What happens if we develop ‘true AI’, whatever that means? Or what if we meet space aliens who seem as intelligent as we are? The answer is the same: impart to them the image of God, to the extent that we are able and they are capable of receiving. We then prioritize the total system to maximize this image of God.

In Isaiah’s vision (Isa. 6), the seraphim that stand around God’s throne call out to EACH OTHER, and say, “holy, holy, holy is the Lord of hosts; the whole earth is full of his glory!”. Meaning (I think), they’re constantly revealing and receiving the image of God to and from one another, in a way that each individual is uniquely capable of revealing and receiving.

Now admittedly, in my previous work, I had assumed that the "people outside the garden” were simply not made in the image of God. I realized that this was an oversight upon reading Dr. Swamidass's book. But keeping my above answers in mind, I think it's clear that such "people outside the garden" -

  • have the image of God to some extent,
  • are capable of receiving it to the full extent,
  • are lacking some part of the full image of God, in comparison to Adam,
  • and are also missing Adam's original sin - that particular marring of the image of God that resulted from him eating from the forbidden tree.
But overall, I think that the more work needs to be done to strengthen the answers we can give with respect to how we should treat the "non-Adamic people". In fact, I don’t think there’s a limit to how strong we can make the case to love, respect, and uplift such people, hypothetical though they may be. To me, this is VERY closely related to what Christ did for us, and how we are to preach the Gospel.

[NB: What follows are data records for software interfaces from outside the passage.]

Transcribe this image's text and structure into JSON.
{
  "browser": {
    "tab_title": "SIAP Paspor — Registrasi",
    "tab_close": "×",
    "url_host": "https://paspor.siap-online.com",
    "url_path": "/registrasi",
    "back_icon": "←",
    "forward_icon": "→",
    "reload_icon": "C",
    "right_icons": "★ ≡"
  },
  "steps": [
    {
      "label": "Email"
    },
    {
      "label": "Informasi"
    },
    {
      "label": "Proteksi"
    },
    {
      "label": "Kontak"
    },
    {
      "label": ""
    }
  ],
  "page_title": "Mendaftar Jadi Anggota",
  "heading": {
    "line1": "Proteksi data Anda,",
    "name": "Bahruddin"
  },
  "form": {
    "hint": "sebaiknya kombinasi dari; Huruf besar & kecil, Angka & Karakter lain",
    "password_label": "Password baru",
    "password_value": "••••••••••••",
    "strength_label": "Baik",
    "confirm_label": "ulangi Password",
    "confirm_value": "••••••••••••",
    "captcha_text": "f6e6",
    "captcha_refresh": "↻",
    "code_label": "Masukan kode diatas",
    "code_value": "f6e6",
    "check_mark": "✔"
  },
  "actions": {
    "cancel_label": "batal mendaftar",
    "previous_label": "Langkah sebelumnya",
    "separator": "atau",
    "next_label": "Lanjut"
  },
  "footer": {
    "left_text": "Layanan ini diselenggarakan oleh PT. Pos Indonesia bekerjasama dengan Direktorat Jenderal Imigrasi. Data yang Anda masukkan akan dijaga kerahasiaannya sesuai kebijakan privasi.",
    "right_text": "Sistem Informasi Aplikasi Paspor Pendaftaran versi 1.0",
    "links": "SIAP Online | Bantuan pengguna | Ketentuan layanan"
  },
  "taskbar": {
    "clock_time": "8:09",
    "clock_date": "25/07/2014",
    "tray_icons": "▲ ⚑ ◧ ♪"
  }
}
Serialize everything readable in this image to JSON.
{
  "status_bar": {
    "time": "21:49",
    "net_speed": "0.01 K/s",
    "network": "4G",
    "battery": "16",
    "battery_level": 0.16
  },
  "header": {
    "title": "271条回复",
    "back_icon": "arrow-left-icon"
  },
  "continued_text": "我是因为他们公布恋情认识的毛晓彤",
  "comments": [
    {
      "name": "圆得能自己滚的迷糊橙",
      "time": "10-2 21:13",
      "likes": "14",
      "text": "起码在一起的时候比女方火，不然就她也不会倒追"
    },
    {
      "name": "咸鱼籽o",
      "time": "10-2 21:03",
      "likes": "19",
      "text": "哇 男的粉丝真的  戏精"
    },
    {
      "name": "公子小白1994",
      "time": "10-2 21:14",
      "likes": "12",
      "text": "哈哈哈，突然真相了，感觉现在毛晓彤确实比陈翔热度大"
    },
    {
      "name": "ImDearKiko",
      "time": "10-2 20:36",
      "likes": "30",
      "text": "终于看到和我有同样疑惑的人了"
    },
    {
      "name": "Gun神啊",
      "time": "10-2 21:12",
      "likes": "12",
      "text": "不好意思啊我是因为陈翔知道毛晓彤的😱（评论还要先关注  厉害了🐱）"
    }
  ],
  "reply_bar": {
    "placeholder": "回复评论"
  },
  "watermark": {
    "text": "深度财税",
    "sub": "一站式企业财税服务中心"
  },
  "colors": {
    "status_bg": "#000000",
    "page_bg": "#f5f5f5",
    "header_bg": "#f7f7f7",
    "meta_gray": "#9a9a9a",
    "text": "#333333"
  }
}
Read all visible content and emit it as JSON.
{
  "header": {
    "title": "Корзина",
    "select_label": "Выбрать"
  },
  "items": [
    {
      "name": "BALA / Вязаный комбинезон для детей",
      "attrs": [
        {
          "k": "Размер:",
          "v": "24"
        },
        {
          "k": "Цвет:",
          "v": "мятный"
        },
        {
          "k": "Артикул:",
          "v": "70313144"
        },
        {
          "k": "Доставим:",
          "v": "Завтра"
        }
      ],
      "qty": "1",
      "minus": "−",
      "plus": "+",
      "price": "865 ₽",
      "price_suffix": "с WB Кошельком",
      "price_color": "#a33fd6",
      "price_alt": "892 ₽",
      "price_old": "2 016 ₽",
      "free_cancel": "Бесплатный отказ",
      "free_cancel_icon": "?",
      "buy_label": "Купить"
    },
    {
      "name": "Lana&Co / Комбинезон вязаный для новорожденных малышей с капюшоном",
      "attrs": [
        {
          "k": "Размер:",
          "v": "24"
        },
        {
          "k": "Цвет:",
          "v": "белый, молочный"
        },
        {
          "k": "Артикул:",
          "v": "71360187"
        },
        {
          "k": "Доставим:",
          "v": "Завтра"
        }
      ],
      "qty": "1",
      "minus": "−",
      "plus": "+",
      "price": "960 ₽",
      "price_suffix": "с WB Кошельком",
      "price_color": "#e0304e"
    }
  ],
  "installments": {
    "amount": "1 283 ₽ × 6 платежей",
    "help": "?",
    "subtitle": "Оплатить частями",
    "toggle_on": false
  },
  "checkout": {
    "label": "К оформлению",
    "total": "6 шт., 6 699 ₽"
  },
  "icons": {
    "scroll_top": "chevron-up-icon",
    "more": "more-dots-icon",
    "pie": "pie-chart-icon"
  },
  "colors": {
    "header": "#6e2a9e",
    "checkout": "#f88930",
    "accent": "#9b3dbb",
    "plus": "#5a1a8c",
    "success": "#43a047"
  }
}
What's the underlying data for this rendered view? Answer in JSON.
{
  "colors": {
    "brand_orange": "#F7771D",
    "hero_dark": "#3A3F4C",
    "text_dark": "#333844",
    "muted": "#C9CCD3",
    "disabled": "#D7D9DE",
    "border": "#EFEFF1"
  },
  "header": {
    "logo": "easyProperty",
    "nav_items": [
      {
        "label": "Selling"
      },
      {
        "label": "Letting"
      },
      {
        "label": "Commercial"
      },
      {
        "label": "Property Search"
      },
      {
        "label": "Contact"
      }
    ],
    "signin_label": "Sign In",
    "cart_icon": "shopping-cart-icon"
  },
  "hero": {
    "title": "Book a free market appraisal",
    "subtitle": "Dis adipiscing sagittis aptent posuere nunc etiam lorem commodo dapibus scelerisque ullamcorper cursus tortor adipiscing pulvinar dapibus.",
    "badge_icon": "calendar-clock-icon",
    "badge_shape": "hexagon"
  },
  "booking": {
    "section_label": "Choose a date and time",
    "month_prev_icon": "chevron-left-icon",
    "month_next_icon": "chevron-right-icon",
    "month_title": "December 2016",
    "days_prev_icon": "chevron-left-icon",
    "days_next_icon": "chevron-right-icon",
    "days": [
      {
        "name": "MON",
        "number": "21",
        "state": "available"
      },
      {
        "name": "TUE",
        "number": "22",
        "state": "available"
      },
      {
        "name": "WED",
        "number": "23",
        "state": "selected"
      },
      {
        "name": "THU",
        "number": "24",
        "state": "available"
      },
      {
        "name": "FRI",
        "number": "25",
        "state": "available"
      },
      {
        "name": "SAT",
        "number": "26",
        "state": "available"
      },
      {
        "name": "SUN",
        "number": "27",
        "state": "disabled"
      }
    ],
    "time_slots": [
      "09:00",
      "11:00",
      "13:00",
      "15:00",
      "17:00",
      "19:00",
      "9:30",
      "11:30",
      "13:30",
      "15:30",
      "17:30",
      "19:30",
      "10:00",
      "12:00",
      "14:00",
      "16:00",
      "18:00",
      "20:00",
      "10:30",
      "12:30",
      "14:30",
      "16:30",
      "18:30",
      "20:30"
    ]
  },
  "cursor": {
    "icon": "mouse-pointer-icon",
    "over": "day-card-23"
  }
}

You may next want to read:
Interpreting the Genesis creation story
A book review: The Genealogical Adam and Eve
Another post, from the table of contents